PROBLEM REQUIREMENTS →
Every line of the material is to be returned verbatim. Pictures stay out.
BEGIN RECORD EXCERPTS
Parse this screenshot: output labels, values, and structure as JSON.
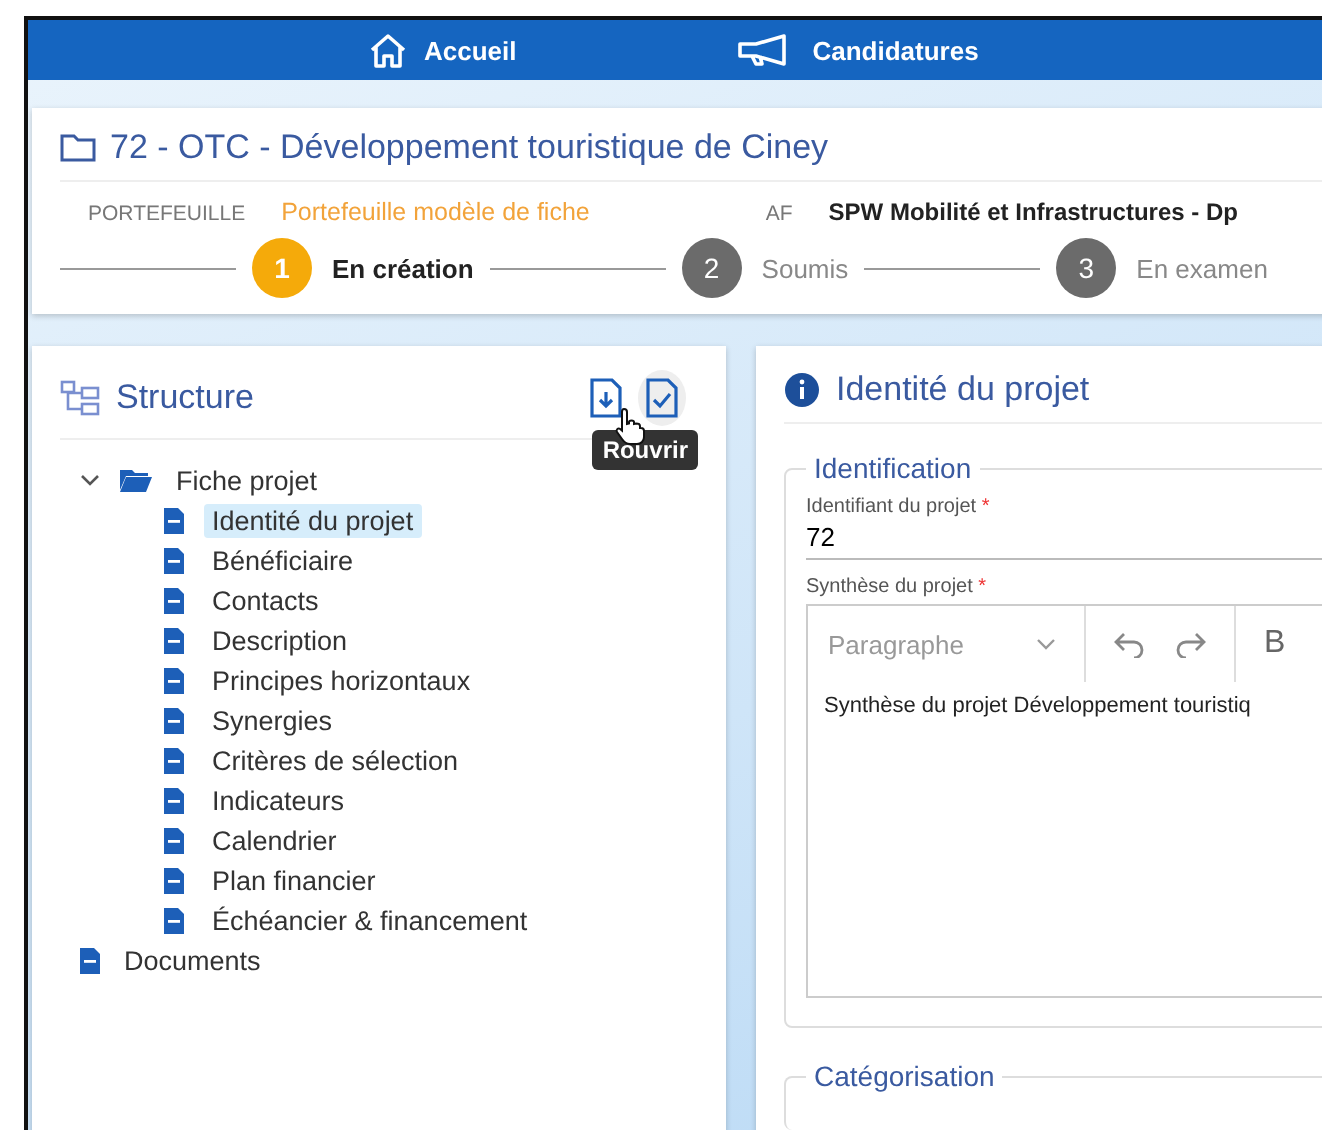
{
  "nav": [
    {
      "kind": "home",
      "label": "Accueil"
    },
    {
      "kind": "megaphone",
      "label": "Candidatures"
    }
  ],
  "header": {
    "title": "72 - OTC - Développement touristique de Ciney",
    "portfolio_label": "PORTEFEUILLE",
    "portfolio_value": "Portefeuille modèle de fiche",
    "af_label": "AF",
    "af_value": "SPW Mobilité et Infrastructures - Dp"
  },
  "steps": [
    {
      "number": "1",
      "label": "En création",
      "selected": true
    },
    {
      "number": "2",
      "label": "Soumis",
      "selected": false
    },
    {
      "number": "3",
      "label": "En examen",
      "selected": false
    }
  ],
  "structure": {
    "title": "Structure",
    "tooltip": "Rouvrir",
    "tree": [
      {
        "label": "Fiche projet",
        "kind": "folder",
        "expanded": true,
        "selected": false,
        "children": [
          {
            "label": "Identité du projet",
            "kind": "file",
            "selected": true
          },
          {
            "label": "Bénéficiaire",
            "kind": "file",
            "selected": false
          },
          {
            "label": "Contacts",
            "kind": "file",
            "selected": false
          },
          {
            "label": "Description",
            "kind": "file",
            "selected": false
          },
          {
            "label": "Principes horizontaux",
            "kind": "file",
            "selected": false
          },
          {
            "label": "Synergies",
            "kind": "file",
            "selected": false
          },
          {
            "label": "Critères de sélection",
            "kind": "file",
            "selected": false
          },
          {
            "label": "Indicateurs",
            "kind": "file",
            "selected": false
          },
          {
            "label": "Calendrier",
            "kind": "file",
            "selected": false
          },
          {
            "label": "Plan financier",
            "kind": "file",
            "selected": false
          },
          {
            "label": "Échéancier & financement",
            "kind": "file",
            "selected": false
          }
        ]
      },
      {
        "label": "Documents",
        "kind": "file",
        "selected": false
      }
    ]
  },
  "form": {
    "title": "Identité du projet",
    "section": "Identification",
    "required_mark": "*",
    "id_label": "Identifiant du projet",
    "id_value": "72",
    "synth_label": "Synthèse du projet",
    "format_placeholder": "Paragraphe",
    "bold_label": "B",
    "synth_value": "Synthèse du projet Développement touristiq",
    "section2": "Catégorisation"
  }
}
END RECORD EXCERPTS
OUTPUT FOR THIS TASK →
Parse this screenshot: output labels, values, and structure as JSON.
{
  "nav": [
    {
      "kind": "home",
      "label": "Accueil"
    },
    {
      "kind": "megaphone",
      "label": "Candidatures"
    }
  ],
  "header": {
    "title": "72 - OTC - Développement touristique de Ciney",
    "portfolio_label": "PORTEFEUILLE",
    "portfolio_value": "Portefeuille modèle de fiche",
    "af_label": "AF",
    "af_value": "SPW Mobilité et Infrastructures - Dp"
  },
  "steps": [
    {
      "number": "1",
      "label": "En création",
      "selected": true
    },
    {
      "number": "2",
      "label": "Soumis",
      "selected": false
    },
    {
      "number": "3",
      "label": "En examen",
      "selected": false
    }
  ],
  "structure": {
    "title": "Structure",
    "tooltip": "Rouvrir",
    "tree": [
      {
        "label": "Fiche projet",
        "kind": "folder",
        "expanded": true,
        "selected": false,
        "children": [
          {
            "label": "Identité du projet",
            "kind": "file",
            "selected": true
          },
          {
            "label": "Bénéficiaire",
            "kind": "file",
            "selected": false
          },
          {
            "label": "Contacts",
            "kind": "file",
            "selected": false
          },
          {
            "label": "Description",
            "kind": "file",
            "selected": false
          },
          {
            "label": "Principes horizontaux",
            "kind": "file",
            "selected": false
          },
          {
            "label": "Synergies",
            "kind": "file",
            "selected": false
          },
          {
            "label": "Critères de sélection",
            "kind": "file",
            "selected": false
          },
          {
            "label": "Indicateurs",
            "kind": "file",
            "selected": false
          },
          {
            "label": "Calendrier",
            "kind": "file",
            "selected": false
          },
          {
            "label": "Plan financier",
            "kind": "file",
            "selected": false
          },
          {
            "label": "Échéancier & financement",
            "kind": "file",
            "selected": false
          }
        ]
      },
      {
        "label": "Documents",
        "kind": "file",
        "selected": false
      }
    ]
  },
  "form": {
    "title": "Identité du projet",
    "section": "Identification",
    "required_mark": "*",
    "id_label": "Identifiant du projet",
    "id_value": "72",
    "synth_label": "Synthèse du projet",
    "format_placeholder": "Paragraphe",
    "bold_label": "B",
    "synth_value": "Synthèse du projet Développement touristiq",
    "section2": "Catégorisation"
  }
}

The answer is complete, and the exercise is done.